### Aim of the exercise
Reproduce the data below in full and to the letter, images excepted.

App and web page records
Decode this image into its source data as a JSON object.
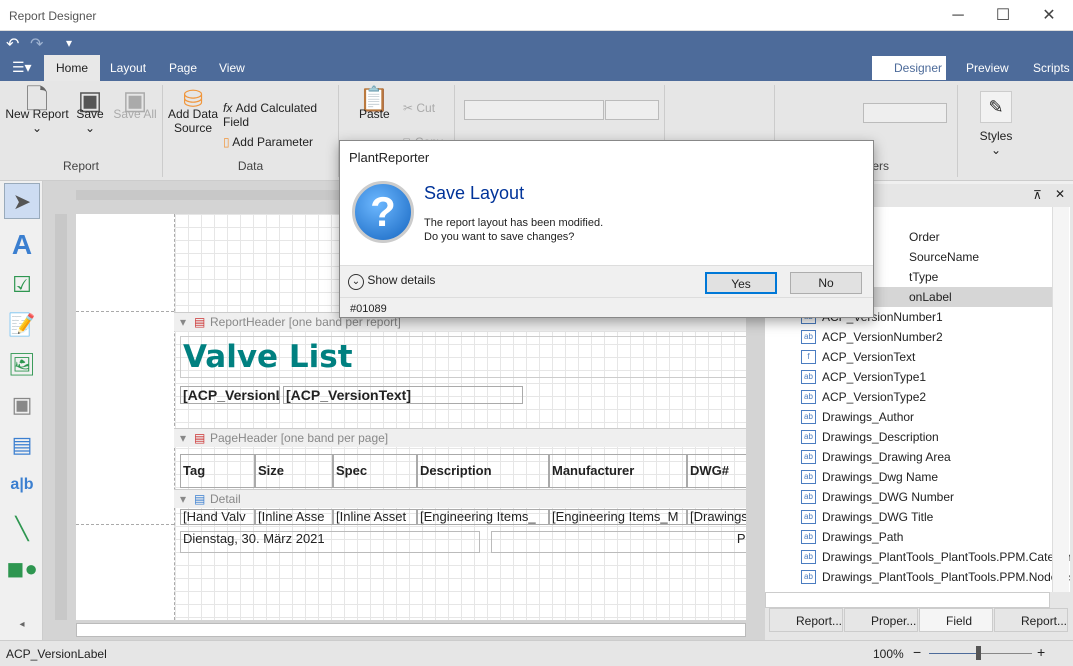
{
  "window": {
    "title": "Report Designer",
    "minimize": "─",
    "maximize": "☐",
    "close": "✕"
  },
  "quick_access": {
    "undo": "↶",
    "redo": "↷",
    "customize": "▾"
  },
  "ribbon": {
    "tabs": [
      {
        "label": "Home",
        "active": true
      },
      {
        "label": "Layout"
      },
      {
        "label": "Page"
      },
      {
        "label": "View"
      }
    ],
    "views": [
      {
        "label": "Designer",
        "active": true
      },
      {
        "label": "Preview"
      },
      {
        "label": "Scripts"
      }
    ],
    "groups": {
      "report": "Report",
      "data": "Data",
      "styles_group": "ers"
    },
    "buttons": {
      "new_report": "New Report",
      "save": "Save",
      "save_all": "Save All",
      "add_data_source": "Add Data Source",
      "add_calculated_field": "Add Calculated Field",
      "add_parameter": "Add Parameter",
      "paste": "Paste",
      "cut": "Cut",
      "copy": "Copy",
      "styles": "Styles"
    }
  },
  "dialog": {
    "caption": "PlantReporter",
    "heading": "Save Layout",
    "message1": "The report layout has been modified.",
    "message2": "Do you want to save changes?",
    "show_details": "Show details",
    "yes": "Yes",
    "no": "No",
    "code": "#01089"
  },
  "report": {
    "report_header": "ReportHeader [one band per report]",
    "title": "Valve List",
    "version_label": "[ACP_VersionL",
    "version_text": "[ACP_VersionText]",
    "page_header": "PageHeader [one band per page]",
    "columns": [
      "Tag",
      "Size",
      "Spec",
      "Description",
      "Manufacturer",
      "DWG#"
    ],
    "detail": "Detail",
    "detail_cells": [
      "[Hand Valv",
      "[Inline Asse",
      "[Inline Asset",
      "[Engineering Items_",
      "[Engineering Items_M",
      "[Drawings"
    ],
    "footer_date": "Dienstag, 30. März 2021",
    "footer_page": "Pag"
  },
  "field_list": {
    "items": [
      {
        "label": "Order",
        "icon": "ab"
      },
      {
        "label": "SourceName",
        "icon": "ab"
      },
      {
        "label": "tType",
        "icon": "ab"
      },
      {
        "label": "onLabel",
        "icon": "ab",
        "selected": true
      },
      {
        "label": "ACP_VersionNumber1",
        "icon": "ab"
      },
      {
        "label": "ACP_VersionNumber2",
        "icon": "ab"
      },
      {
        "label": "ACP_VersionText",
        "icon": "f"
      },
      {
        "label": "ACP_VersionType1",
        "icon": "ab"
      },
      {
        "label": "ACP_VersionType2",
        "icon": "ab"
      },
      {
        "label": "Drawings_Author",
        "icon": "ab"
      },
      {
        "label": "Drawings_Description",
        "icon": "ab"
      },
      {
        "label": "Drawings_Drawing Area",
        "icon": "ab"
      },
      {
        "label": "Drawings_Dwg Name",
        "icon": "ab"
      },
      {
        "label": "Drawings_DWG Number",
        "icon": "ab"
      },
      {
        "label": "Drawings_DWG Title",
        "icon": "ab"
      },
      {
        "label": "Drawings_Path",
        "icon": "ab"
      },
      {
        "label": "Drawings_PlantTools_PlantTools.PPM.Category",
        "icon": "ab"
      },
      {
        "label": "Drawings_PlantTools_PlantTools.PPM.NodeDispl",
        "icon": "ab"
      }
    ],
    "tabs": [
      "Report...",
      "Proper...",
      "Field List",
      "Report..."
    ]
  },
  "status": {
    "selection": "ACP_VersionLabel",
    "zoom": "100%",
    "zoom_level": 100
  },
  "colors": {
    "ribbon_blue": "#4d6b9a",
    "title_teal": "#008080",
    "dialog_heading": "#003399"
  }
}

### Answer box
Decode this image into its source data as a JSON object.
{
  "window": {
    "title": "Report Designer",
    "minimize": "─",
    "maximize": "☐",
    "close": "✕"
  },
  "quick_access": {
    "undo": "↶",
    "redo": "↷",
    "customize": "▾"
  },
  "ribbon": {
    "tabs": [
      {
        "label": "Home",
        "active": true
      },
      {
        "label": "Layout"
      },
      {
        "label": "Page"
      },
      {
        "label": "View"
      }
    ],
    "views": [
      {
        "label": "Designer",
        "active": true
      },
      {
        "label": "Preview"
      },
      {
        "label": "Scripts"
      }
    ],
    "groups": {
      "report": "Report",
      "data": "Data",
      "styles_group": "ers"
    },
    "buttons": {
      "new_report": "New Report",
      "save": "Save",
      "save_all": "Save All",
      "add_data_source": "Add Data Source",
      "add_calculated_field": "Add Calculated Field",
      "add_parameter": "Add Parameter",
      "paste": "Paste",
      "cut": "Cut",
      "copy": "Copy",
      "styles": "Styles"
    }
  },
  "dialog": {
    "caption": "PlantReporter",
    "heading": "Save Layout",
    "message1": "The report layout has been modified.",
    "message2": "Do you want to save changes?",
    "show_details": "Show details",
    "yes": "Yes",
    "no": "No",
    "code": "#01089"
  },
  "report": {
    "report_header": "ReportHeader [one band per report]",
    "title": "Valve List",
    "version_label": "[ACP_VersionL",
    "version_text": "[ACP_VersionText]",
    "page_header": "PageHeader [one band per page]",
    "columns": [
      "Tag",
      "Size",
      "Spec",
      "Description",
      "Manufacturer",
      "DWG#"
    ],
    "detail": "Detail",
    "detail_cells": [
      "[Hand Valv",
      "[Inline Asse",
      "[Inline Asset",
      "[Engineering Items_",
      "[Engineering Items_M",
      "[Drawings"
    ],
    "footer_date": "Dienstag, 30. März 2021",
    "footer_page": "Pag"
  },
  "field_list": {
    "items": [
      {
        "label": "Order",
        "icon": "ab"
      },
      {
        "label": "SourceName",
        "icon": "ab"
      },
      {
        "label": "tType",
        "icon": "ab"
      },
      {
        "label": "onLabel",
        "icon": "ab",
        "selected": true
      },
      {
        "label": "ACP_VersionNumber1",
        "icon": "ab"
      },
      {
        "label": "ACP_VersionNumber2",
        "icon": "ab"
      },
      {
        "label": "ACP_VersionText",
        "icon": "f"
      },
      {
        "label": "ACP_VersionType1",
        "icon": "ab"
      },
      {
        "label": "ACP_VersionType2",
        "icon": "ab"
      },
      {
        "label": "Drawings_Author",
        "icon": "ab"
      },
      {
        "label": "Drawings_Description",
        "icon": "ab"
      },
      {
        "label": "Drawings_Drawing Area",
        "icon": "ab"
      },
      {
        "label": "Drawings_Dwg Name",
        "icon": "ab"
      },
      {
        "label": "Drawings_DWG Number",
        "icon": "ab"
      },
      {
        "label": "Drawings_DWG Title",
        "icon": "ab"
      },
      {
        "label": "Drawings_Path",
        "icon": "ab"
      },
      {
        "label": "Drawings_PlantTools_PlantTools.PPM.Category",
        "icon": "ab"
      },
      {
        "label": "Drawings_PlantTools_PlantTools.PPM.NodeDispl",
        "icon": "ab"
      }
    ],
    "tabs": [
      "Report...",
      "Proper...",
      "Field List",
      "Report..."
    ]
  },
  "status": {
    "selection": "ACP_VersionLabel",
    "zoom": "100%",
    "zoom_level": 100
  },
  "colors": {
    "ribbon_blue": "#4d6b9a",
    "title_teal": "#008080",
    "dialog_heading": "#003399"
  }
}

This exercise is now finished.